* GM, Ford, Toyota top Wall Street forecasts
* Chrysler, Honda, Nissan fall short of analysts' estimates
* Overall sales in line with Street view
Several major automakers, including General Motors Co and Toyota Motor Corp , posted better-than-expected U.S. vehicle sales for January, kicking off the fourth straight year of the sector's recovery from the depths of recession.
But other automakers fell short of analyst expectations, notably Honda Motor Co, Nissan Motor Co and Chrysler Group LLC.
Americans' growing need to replace their aging vehicles served as one of the main drivers behind January's sales growth, analysts and executives said. They added that factor is expected to help auto sales outpace the broader U.S. economy this year.
Industry sales are expected to have jumped by 14 percent in January compared to the same month last year, Kurt McNeil, GM's head of U.S. sales operations, said on Friday. This would represent a 50 percent gain over January 2010 levels.

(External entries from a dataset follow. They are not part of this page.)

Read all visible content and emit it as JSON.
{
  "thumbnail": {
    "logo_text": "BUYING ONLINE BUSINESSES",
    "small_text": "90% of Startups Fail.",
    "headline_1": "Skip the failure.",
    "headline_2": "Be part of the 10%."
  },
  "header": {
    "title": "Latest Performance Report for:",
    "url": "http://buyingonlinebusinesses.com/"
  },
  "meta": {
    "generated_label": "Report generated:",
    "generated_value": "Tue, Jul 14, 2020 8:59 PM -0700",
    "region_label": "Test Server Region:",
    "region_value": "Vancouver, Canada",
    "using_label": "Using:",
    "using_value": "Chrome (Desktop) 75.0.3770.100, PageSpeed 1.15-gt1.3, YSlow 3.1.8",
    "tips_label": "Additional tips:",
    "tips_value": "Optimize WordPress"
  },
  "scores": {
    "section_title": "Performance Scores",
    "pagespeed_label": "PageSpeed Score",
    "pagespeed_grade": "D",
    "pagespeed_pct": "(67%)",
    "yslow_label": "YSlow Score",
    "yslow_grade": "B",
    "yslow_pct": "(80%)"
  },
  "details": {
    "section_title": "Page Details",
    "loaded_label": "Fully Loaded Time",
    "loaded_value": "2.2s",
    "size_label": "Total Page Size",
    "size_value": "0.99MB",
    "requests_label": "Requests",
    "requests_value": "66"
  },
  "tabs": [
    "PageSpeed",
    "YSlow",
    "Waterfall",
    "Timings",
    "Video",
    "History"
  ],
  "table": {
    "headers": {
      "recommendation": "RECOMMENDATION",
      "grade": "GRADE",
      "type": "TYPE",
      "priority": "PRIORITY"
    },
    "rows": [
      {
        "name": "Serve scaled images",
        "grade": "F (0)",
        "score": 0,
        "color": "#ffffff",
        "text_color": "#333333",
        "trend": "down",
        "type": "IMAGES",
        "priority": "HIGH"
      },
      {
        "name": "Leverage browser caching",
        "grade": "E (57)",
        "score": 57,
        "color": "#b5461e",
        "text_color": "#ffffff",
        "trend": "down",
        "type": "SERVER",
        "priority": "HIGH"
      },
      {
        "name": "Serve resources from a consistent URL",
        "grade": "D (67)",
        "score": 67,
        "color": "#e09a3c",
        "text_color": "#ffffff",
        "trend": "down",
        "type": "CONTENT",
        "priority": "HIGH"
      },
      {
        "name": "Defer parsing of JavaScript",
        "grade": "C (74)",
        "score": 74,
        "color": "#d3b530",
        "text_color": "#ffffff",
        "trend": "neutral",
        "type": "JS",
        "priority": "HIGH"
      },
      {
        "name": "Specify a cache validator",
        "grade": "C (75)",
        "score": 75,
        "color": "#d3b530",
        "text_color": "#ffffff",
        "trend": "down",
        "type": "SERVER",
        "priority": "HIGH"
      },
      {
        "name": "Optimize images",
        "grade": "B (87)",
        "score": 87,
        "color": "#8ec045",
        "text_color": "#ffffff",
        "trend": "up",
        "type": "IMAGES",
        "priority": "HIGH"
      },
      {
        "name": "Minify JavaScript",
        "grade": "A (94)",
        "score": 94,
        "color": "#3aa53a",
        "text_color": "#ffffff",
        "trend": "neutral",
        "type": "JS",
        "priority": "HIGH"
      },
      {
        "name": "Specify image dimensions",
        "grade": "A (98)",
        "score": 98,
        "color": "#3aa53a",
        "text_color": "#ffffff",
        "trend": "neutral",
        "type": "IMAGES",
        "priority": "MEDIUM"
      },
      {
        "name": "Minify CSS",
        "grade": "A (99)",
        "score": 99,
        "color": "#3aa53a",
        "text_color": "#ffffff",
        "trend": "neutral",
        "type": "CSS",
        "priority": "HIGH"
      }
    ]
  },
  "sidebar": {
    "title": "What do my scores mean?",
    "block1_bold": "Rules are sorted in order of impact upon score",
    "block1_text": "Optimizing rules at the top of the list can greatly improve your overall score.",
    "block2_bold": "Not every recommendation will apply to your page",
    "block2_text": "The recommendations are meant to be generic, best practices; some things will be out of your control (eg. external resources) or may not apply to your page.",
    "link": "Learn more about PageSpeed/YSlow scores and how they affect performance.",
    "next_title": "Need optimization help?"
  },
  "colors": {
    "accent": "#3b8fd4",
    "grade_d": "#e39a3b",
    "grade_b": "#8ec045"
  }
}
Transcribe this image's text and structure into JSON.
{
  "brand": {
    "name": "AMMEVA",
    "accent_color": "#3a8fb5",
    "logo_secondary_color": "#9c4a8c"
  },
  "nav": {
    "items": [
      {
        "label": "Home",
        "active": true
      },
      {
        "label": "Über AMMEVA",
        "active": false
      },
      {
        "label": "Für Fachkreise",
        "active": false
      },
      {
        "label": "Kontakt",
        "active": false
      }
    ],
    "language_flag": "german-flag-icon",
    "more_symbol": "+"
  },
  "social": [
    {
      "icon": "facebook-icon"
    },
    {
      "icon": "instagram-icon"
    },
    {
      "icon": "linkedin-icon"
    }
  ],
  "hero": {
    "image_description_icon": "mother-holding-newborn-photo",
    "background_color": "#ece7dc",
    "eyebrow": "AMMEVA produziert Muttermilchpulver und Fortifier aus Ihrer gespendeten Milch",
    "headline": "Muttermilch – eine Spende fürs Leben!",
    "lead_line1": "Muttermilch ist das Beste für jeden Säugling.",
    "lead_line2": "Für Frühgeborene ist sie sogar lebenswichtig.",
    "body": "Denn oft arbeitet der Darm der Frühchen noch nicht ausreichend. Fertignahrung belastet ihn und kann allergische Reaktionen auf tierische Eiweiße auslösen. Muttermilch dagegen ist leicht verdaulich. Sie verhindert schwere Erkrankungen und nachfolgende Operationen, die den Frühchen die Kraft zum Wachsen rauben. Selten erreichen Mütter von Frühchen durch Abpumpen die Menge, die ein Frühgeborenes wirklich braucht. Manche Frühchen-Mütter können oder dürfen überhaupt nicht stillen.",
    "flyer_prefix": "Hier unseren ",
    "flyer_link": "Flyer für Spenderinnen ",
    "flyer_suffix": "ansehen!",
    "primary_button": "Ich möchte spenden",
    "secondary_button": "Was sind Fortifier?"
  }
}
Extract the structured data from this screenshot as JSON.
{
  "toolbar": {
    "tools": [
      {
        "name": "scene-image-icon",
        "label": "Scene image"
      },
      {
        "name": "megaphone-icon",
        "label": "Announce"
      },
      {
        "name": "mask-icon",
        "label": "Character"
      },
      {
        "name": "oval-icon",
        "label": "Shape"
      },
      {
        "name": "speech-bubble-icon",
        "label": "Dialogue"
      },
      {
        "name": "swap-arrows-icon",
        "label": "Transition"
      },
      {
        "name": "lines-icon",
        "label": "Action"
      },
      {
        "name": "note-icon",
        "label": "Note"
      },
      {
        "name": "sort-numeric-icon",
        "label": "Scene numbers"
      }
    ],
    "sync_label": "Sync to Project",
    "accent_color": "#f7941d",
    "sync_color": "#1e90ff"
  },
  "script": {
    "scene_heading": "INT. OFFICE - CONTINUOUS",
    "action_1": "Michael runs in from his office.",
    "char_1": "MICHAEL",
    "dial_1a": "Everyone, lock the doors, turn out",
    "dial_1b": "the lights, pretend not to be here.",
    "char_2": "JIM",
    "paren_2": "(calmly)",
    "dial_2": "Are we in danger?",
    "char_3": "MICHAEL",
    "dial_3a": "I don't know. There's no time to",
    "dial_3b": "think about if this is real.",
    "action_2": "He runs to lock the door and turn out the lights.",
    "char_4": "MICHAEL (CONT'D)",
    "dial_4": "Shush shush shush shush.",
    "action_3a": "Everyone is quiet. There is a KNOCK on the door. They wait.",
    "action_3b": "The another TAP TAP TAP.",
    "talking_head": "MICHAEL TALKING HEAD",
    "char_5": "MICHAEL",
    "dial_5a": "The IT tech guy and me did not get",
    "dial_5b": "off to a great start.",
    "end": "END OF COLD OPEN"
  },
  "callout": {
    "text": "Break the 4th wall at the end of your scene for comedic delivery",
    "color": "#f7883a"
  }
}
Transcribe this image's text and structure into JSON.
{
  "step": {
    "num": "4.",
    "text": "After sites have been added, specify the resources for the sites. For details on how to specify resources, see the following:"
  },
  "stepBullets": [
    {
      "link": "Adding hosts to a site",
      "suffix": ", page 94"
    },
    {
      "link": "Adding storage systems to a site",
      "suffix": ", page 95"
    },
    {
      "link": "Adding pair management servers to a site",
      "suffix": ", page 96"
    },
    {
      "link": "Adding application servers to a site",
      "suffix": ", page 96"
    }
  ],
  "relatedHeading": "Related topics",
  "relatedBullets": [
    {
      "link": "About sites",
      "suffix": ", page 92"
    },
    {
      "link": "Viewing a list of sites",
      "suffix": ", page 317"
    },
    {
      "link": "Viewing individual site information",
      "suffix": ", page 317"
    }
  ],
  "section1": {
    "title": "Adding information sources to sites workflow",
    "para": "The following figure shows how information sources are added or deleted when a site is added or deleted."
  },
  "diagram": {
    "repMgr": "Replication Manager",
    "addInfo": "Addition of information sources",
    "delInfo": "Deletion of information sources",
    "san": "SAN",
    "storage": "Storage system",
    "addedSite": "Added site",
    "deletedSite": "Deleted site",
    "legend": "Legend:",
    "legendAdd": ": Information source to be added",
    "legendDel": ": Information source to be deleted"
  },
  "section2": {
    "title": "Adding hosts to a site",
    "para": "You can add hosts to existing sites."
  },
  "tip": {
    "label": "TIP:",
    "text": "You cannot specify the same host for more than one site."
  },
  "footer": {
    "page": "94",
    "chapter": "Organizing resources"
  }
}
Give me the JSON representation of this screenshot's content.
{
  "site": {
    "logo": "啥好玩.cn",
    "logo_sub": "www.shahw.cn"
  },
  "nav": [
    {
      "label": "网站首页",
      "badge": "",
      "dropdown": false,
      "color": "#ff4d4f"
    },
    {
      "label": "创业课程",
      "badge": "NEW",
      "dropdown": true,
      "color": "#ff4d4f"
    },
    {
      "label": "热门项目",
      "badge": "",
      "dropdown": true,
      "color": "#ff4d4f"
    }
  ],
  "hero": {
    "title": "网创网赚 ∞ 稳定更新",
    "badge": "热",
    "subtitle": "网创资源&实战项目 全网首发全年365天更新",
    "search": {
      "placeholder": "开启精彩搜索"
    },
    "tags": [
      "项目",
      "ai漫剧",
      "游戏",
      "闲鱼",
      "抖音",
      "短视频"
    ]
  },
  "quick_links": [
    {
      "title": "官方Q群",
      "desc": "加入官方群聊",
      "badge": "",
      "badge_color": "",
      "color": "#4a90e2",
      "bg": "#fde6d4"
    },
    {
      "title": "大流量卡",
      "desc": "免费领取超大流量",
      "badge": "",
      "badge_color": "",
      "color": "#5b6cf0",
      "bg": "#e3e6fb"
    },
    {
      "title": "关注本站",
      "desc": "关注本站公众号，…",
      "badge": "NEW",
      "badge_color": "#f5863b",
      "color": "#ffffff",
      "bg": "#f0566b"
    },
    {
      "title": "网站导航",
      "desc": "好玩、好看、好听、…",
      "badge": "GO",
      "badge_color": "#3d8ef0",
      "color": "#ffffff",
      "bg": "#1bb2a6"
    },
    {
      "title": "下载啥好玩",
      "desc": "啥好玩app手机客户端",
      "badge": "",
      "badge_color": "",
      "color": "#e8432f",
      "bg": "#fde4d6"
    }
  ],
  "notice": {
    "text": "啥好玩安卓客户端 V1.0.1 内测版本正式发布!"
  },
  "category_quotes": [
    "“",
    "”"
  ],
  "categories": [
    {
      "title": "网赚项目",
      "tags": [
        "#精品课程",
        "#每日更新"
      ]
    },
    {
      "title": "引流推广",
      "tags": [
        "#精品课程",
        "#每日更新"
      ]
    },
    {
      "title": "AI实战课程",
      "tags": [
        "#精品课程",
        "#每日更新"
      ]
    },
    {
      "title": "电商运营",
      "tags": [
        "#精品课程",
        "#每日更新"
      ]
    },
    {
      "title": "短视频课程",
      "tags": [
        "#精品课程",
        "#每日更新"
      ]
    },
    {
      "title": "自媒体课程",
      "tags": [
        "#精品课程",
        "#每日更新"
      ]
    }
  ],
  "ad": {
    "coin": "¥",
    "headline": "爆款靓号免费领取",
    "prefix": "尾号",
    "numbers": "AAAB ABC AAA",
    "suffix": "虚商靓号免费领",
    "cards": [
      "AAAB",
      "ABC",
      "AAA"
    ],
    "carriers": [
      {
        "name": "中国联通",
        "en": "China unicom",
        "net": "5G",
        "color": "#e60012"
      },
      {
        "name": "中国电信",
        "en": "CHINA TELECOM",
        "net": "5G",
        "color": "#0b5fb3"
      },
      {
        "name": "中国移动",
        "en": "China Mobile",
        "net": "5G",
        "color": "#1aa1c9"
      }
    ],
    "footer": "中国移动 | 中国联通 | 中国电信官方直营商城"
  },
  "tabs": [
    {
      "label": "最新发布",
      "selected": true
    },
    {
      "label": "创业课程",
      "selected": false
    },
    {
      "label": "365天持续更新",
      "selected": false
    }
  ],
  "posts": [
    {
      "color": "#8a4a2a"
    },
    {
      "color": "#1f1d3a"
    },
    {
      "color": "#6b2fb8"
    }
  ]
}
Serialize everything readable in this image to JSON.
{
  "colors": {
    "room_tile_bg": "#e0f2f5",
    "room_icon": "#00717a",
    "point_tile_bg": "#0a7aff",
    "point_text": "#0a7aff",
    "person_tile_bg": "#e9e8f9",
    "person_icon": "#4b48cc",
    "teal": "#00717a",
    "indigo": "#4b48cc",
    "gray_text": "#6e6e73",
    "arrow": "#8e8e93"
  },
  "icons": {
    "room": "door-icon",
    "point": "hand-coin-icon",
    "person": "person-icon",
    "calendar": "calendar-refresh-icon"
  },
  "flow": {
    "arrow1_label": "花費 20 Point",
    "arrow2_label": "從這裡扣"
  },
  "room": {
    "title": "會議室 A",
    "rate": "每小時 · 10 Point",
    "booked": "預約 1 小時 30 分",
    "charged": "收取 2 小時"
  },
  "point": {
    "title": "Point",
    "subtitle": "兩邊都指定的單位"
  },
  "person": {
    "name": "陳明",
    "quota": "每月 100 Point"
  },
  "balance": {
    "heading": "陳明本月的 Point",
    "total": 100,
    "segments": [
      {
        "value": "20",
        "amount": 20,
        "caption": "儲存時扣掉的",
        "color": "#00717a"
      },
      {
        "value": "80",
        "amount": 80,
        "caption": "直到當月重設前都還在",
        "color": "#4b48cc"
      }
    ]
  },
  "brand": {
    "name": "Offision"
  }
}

"This says to us that we continue to recover strongly from the recession despite the headwinds of higher taxes and lower government spending," he said on a conference call.
Pickup trucks in particular outpaced the broader market last month, helped by improvements in the U.S. housing sector and purchases by small businesses, including bakeries, caterers and plumbers, GM executives said.
The average car on the road is more than 11 years old, according to automotive consulting firm Polk, as U.S. consumers delayed new vehicle purchases during the recession and the early days of the economic recovery.
"Truck buyers delayed their purchases longer than any other segment," TrueCar.com analyst Jesse Toprak said. "The biggest driver of truck sales is the housing market. Business owners are now feeling more positive about the prospects of the economy."
U.S. auto sales in 2012 rose more than 13 percent to 14.5 million cars and trucks, and GM forecast an increase to between 15 million and 15.5 million for 2013. This year's performance is expected to continue the strong pace set at the end of 2012.
The industry could grow as much as 7 percent in 2013, GM predicted. Ford Motor Co forecast a gain of as much as 8 percent, triple the 2 to 2.5 percent growth it sees for the overall economy.
In January, GM posted a 16 percent year-on-year increase to 194,669 vehicles sold, while smaller U.S. rival Ford logged a 22 percent jump to 166,501. Japan's Toyota was up nearly 27 percent, at 157,725. The three automakers, which account for nearly half the U.S. market, beat Wall Street forecasts.
But other automakers fell short of estimates, including Chrysler. The No.3 U.S. automaker, majority owned by Italy's Fiat SpA, posted a 16 percent gain to 117,731 vehicles. Nissan increased by 2 percent to 80,919, and Honda's 12.8 percent rise to 93,626 sales came in well below the gain of more than 20 percent projected by analysts.
OUTPACING THE INDUSTRY
During the depths of the U.S. economic recession in 2009, U.S. auto sales tumbled to 10.4 million, the lowest level since the early 1980s, pushing GM and Chrysler to file for bankruptcy. Since then, the industry has rebounded, including sales in November and December that would have translated to at least 15.4 million over a full year.
Analysts polled by Thomson Reuters had forecast that annual sales rate to hit 15.2 million in January.
GM predicted the annual sales rate for January would hover around 15.3 million vehicles, while Ford said the rate would be in the mid-15 million range, including medium- and heavy-duty trucks, which usually add 300,000 sales to the rate.
Executives said pent-up demand, an improved housing market and the wider availability of credit would help the auto industry continue to outpace the broader U.S. economy, which unexpectedly contracted in the last three months of 2012.
U.S. auto sales are among the early indicators of economic health each month. On Friday, the U.S. Labor Department said employment grew modestly in January and gains in the prior two months were bigger than initially reported.
GM said purchases of its Chevrolet Silverado and GMC Sierra full-size pickup trucks jumped by about one-third for each model. Ford's F-Series truck sales were up 22 percent, while Chrysler's Ram pickup trucks were up 14 percent. Pickup trucks generate some of the strongest profits for automakers.
GM, the largest U.S. automaker by sales, said incentives on its current trucks were higher compared to a year ago. The company will launch its new lineup of trucks in the second quarter.
Sales of cars and crossovers, such as the recently launched Ford Fusion mid-size sedan and the Chevy Equinox mid-size crossover, also helped boost the industry's performance last month.
But sales for Ford's luxury brand Lincoln fell 18 percent, hurt by inventory shortages of its newly launched MKZ sedan.
Ford said it was holding back those sedans to complete more-rigorous quality checks. MKZ inventory should be at planned levels by April, Ford U.S. sales executive Ken Czubay said, adding that the checks were "paramount" to relaunching the brand.